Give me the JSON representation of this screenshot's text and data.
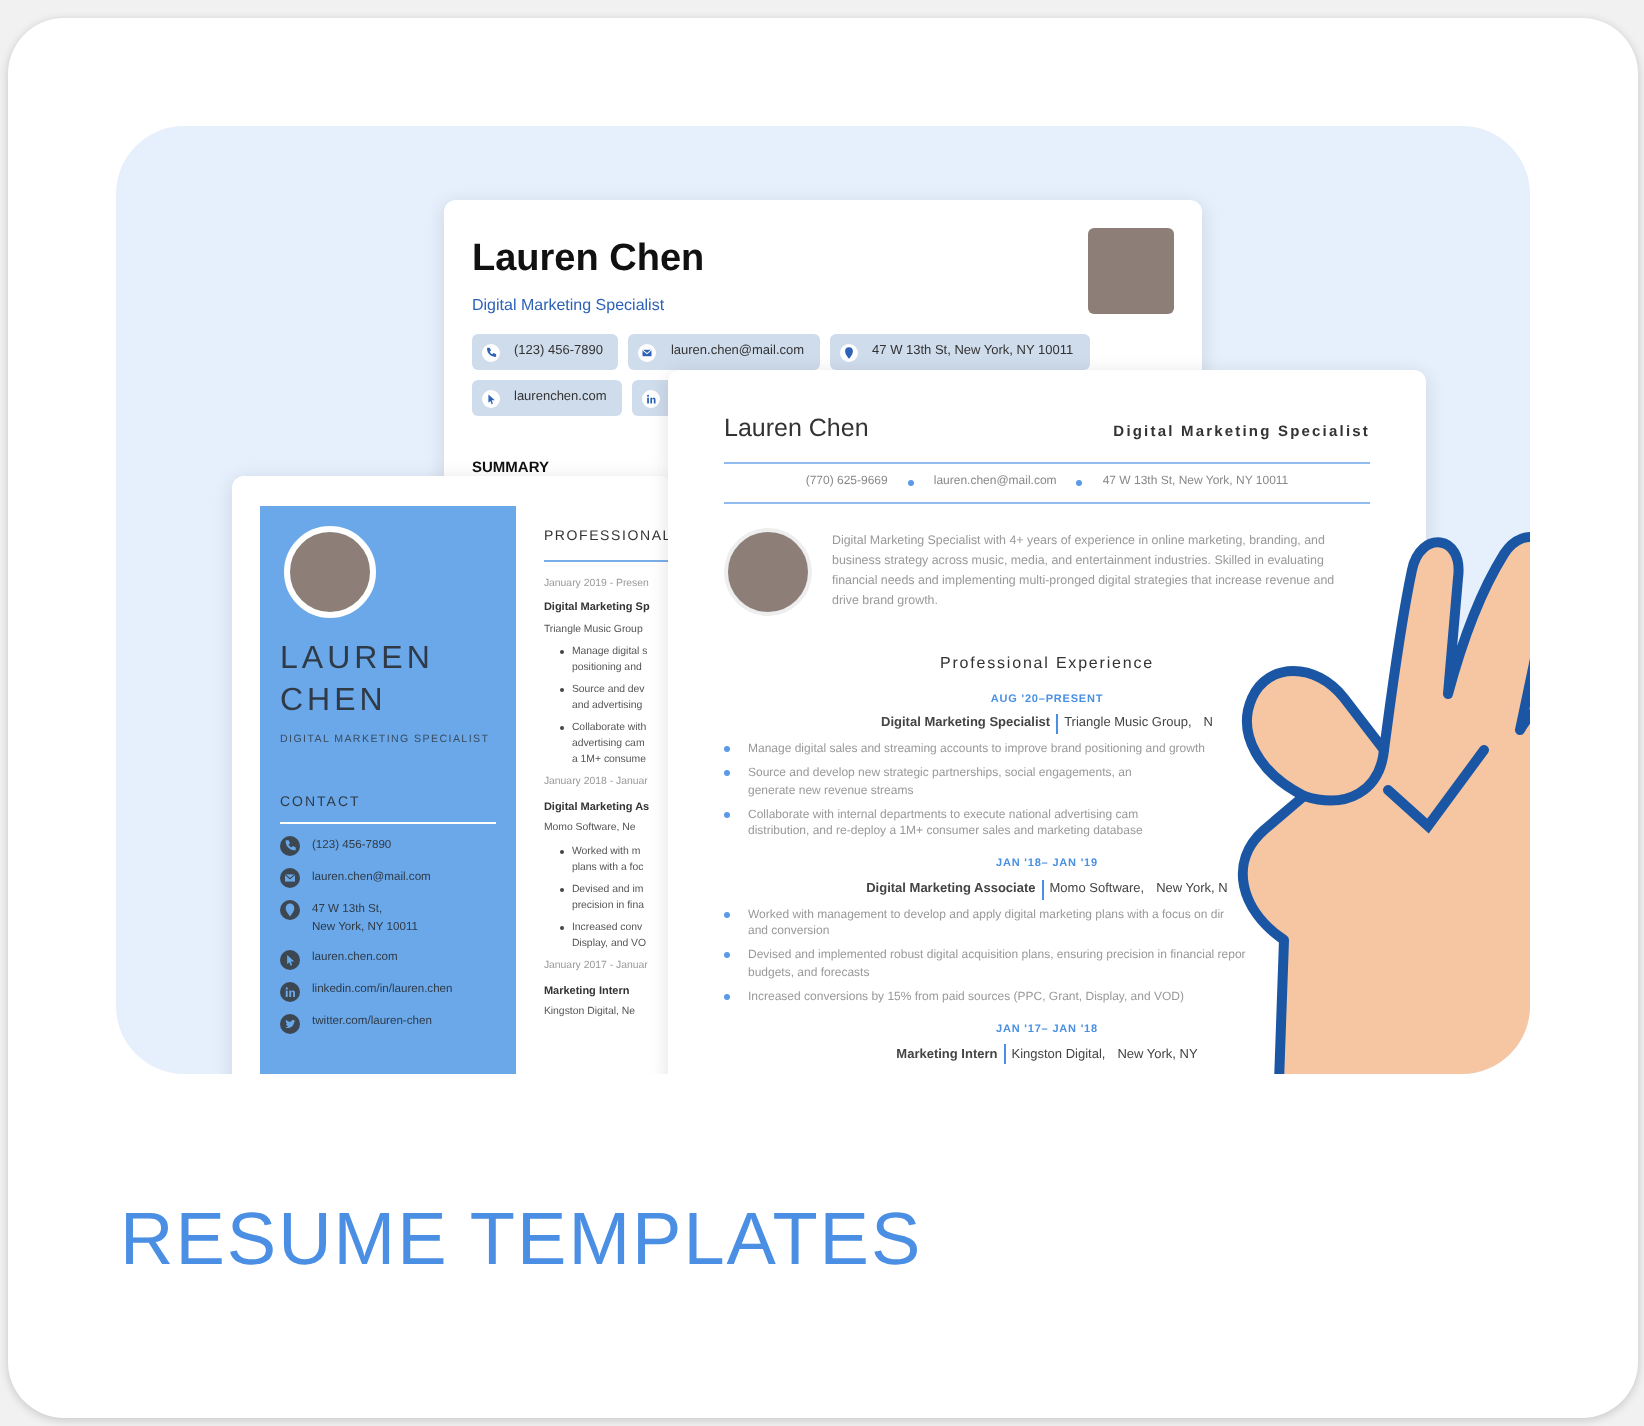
{
  "back_resume": {
    "name": "Lauren Chen",
    "title": "Digital Marketing Specialist",
    "contacts": [
      {
        "kind": "phone",
        "text": "(123) 456-7890"
      },
      {
        "kind": "email",
        "text": "lauren.chen@mail.com"
      },
      {
        "kind": "location",
        "text": "47 W 13th St, New York, NY 10011"
      },
      {
        "kind": "website",
        "text": "laurenchen.com"
      },
      {
        "kind": "linkedin"
      }
    ],
    "section": "SUMMARY"
  },
  "side_resume": {
    "name": "LAUREN CHEN",
    "title": "DIGITAL MARKETING SPECIALIST",
    "contact_heading": "CONTACT",
    "contacts": [
      {
        "kind": "phone",
        "lines": [
          "(123) 456-7890"
        ]
      },
      {
        "kind": "email",
        "lines": [
          "lauren.chen@mail.com"
        ]
      },
      {
        "kind": "location",
        "lines": [
          "47 W 13th St,",
          "New York, NY 10011"
        ]
      },
      {
        "kind": "website",
        "lines": [
          "lauren.chen.com"
        ]
      },
      {
        "kind": "linkedin",
        "lines": [
          "linkedin.com/in/lauren.chen"
        ]
      },
      {
        "kind": "twitter",
        "lines": [
          "twitter.com/lauren-chen"
        ]
      }
    ],
    "section": "PROFESSIONAL",
    "jobs": [
      {
        "date": "January 2019 - Presen",
        "role": "Digital Marketing Sp",
        "company": "Triangle Music Group",
        "bullets": [
          [
            "Manage digital s",
            "positioning and"
          ],
          [
            "Source and dev",
            "and advertising"
          ],
          [
            "Collaborate with",
            "advertising cam",
            "a 1M+ consume"
          ]
        ]
      },
      {
        "date": "January 2018 - Januar",
        "role": "Digital Marketing As",
        "company": "Momo Software,   Ne",
        "bullets": [
          [
            "Worked with m",
            "plans with a foc"
          ],
          [
            "Devised and im",
            "precision in fina"
          ],
          [
            "Increased conv",
            "Display, and VO"
          ]
        ]
      },
      {
        "date": "January 2017 - Januar",
        "role": "Marketing Intern",
        "company": "Kingston Digital,   Ne"
      }
    ]
  },
  "front_resume": {
    "name": "Lauren Chen",
    "title": "Digital Marketing Specialist",
    "contacts": [
      "(770) 625-9669",
      "lauren.chen@mail.com",
      "47 W 13th St, New York, NY 10011"
    ],
    "summary": "Digital Marketing Specialist with 4+ years of experience in online marketing, branding, and business strategy across music, media, and entertainment industries. Skilled in evaluating financial needs and implementing multi-pronged digital strategies that increase revenue and drive brand growth.",
    "section": "Professional Experience",
    "jobs": [
      {
        "date": "AUG '20–PRESENT",
        "role": "Digital Marketing Specialist",
        "company": "Triangle Music Group,",
        "location": "N",
        "bullets": [
          [
            "Manage digital sales and streaming accounts to improve brand positioning and growth"
          ],
          [
            "Source and develop new strategic partnerships, social engagements, an",
            "generate new revenue streams"
          ],
          [
            "Collaborate with internal departments to execute national advertising cam",
            "distribution, and re-deploy a 1M+ consumer sales and marketing database"
          ]
        ]
      },
      {
        "date": "JAN '18– JAN '19",
        "role": "Digital Marketing Associate",
        "company": "Momo Software,",
        "location": "New York, N",
        "bullets": [
          [
            "Worked with management to develop and apply digital marketing plans with a focus on dir",
            "and conversion"
          ],
          [
            "Devised and implemented robust digital acquisition plans, ensuring precision in financial repor",
            "budgets, and forecasts"
          ],
          [
            "Increased conversions by 15% from paid sources (PPC, Grant, Display, and VOD)"
          ]
        ]
      },
      {
        "date": "JAN '17– JAN '18",
        "role": "Marketing Intern",
        "company": "Kingston Digital,",
        "location": "New York, NY"
      }
    ]
  },
  "caption": "RESUME TEMPLATES"
}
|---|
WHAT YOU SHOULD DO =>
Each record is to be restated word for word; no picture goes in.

RESULT BELOW =>
Give me the JSON representation of this screenshot's text and data.
{
  "back_resume": {
    "name": "Lauren Chen",
    "title": "Digital Marketing Specialist",
    "contacts": [
      {
        "kind": "phone",
        "text": "(123) 456-7890"
      },
      {
        "kind": "email",
        "text": "lauren.chen@mail.com"
      },
      {
        "kind": "location",
        "text": "47 W 13th St, New York, NY 10011"
      },
      {
        "kind": "website",
        "text": "laurenchen.com"
      },
      {
        "kind": "linkedin"
      }
    ],
    "section": "SUMMARY"
  },
  "side_resume": {
    "name": "LAUREN CHEN",
    "title": "DIGITAL MARKETING SPECIALIST",
    "contact_heading": "CONTACT",
    "contacts": [
      {
        "kind": "phone",
        "lines": [
          "(123) 456-7890"
        ]
      },
      {
        "kind": "email",
        "lines": [
          "lauren.chen@mail.com"
        ]
      },
      {
        "kind": "location",
        "lines": [
          "47 W 13th St,",
          "New York, NY 10011"
        ]
      },
      {
        "kind": "website",
        "lines": [
          "lauren.chen.com"
        ]
      },
      {
        "kind": "linkedin",
        "lines": [
          "linkedin.com/in/lauren.chen"
        ]
      },
      {
        "kind": "twitter",
        "lines": [
          "twitter.com/lauren-chen"
        ]
      }
    ],
    "section": "PROFESSIONAL",
    "jobs": [
      {
        "date": "January 2019 - Presen",
        "role": "Digital Marketing Sp",
        "company": "Triangle Music Group",
        "bullets": [
          [
            "Manage digital s",
            "positioning and"
          ],
          [
            "Source and dev",
            "and advertising"
          ],
          [
            "Collaborate with",
            "advertising cam",
            "a 1M+ consume"
          ]
        ]
      },
      {
        "date": "January 2018 - Januar",
        "role": "Digital Marketing As",
        "company": "Momo Software,   Ne",
        "bullets": [
          [
            "Worked with m",
            "plans with a foc"
          ],
          [
            "Devised and im",
            "precision in fina"
          ],
          [
            "Increased conv",
            "Display, and VO"
          ]
        ]
      },
      {
        "date": "January 2017 - Januar",
        "role": "Marketing Intern",
        "company": "Kingston Digital,   Ne"
      }
    ]
  },
  "front_resume": {
    "name": "Lauren Chen",
    "title": "Digital Marketing Specialist",
    "contacts": [
      "(770) 625-9669",
      "lauren.chen@mail.com",
      "47 W 13th St, New York, NY 10011"
    ],
    "summary": "Digital Marketing Specialist with 4+ years of experience in online marketing, branding, and business strategy across music, media, and entertainment industries. Skilled in evaluating financial needs and implementing multi-pronged digital strategies that increase revenue and drive brand growth.",
    "section": "Professional Experience",
    "jobs": [
      {
        "date": "AUG '20–PRESENT",
        "role": "Digital Marketing Specialist",
        "company": "Triangle Music Group,",
        "location": "N",
        "bullets": [
          [
            "Manage digital sales and streaming accounts to improve brand positioning and growth"
          ],
          [
            "Source and develop new strategic partnerships, social engagements, an",
            "generate new revenue streams"
          ],
          [
            "Collaborate with internal departments to execute national advertising cam",
            "distribution, and re-deploy a 1M+ consumer sales and marketing database"
          ]
        ]
      },
      {
        "date": "JAN '18– JAN '19",
        "role": "Digital Marketing Associate",
        "company": "Momo Software,",
        "location": "New York, N",
        "bullets": [
          [
            "Worked with management to develop and apply digital marketing plans with a focus on dir",
            "and conversion"
          ],
          [
            "Devised and implemented robust digital acquisition plans, ensuring precision in financial repor",
            "budgets, and forecasts"
          ],
          [
            "Increased conversions by 15% from paid sources (PPC, Grant, Display, and VOD)"
          ]
        ]
      },
      {
        "date": "JAN '17– JAN '18",
        "role": "Marketing Intern",
        "company": "Kingston Digital,",
        "location": "New York, NY"
      }
    ]
  },
  "caption": "RESUME TEMPLATES"
}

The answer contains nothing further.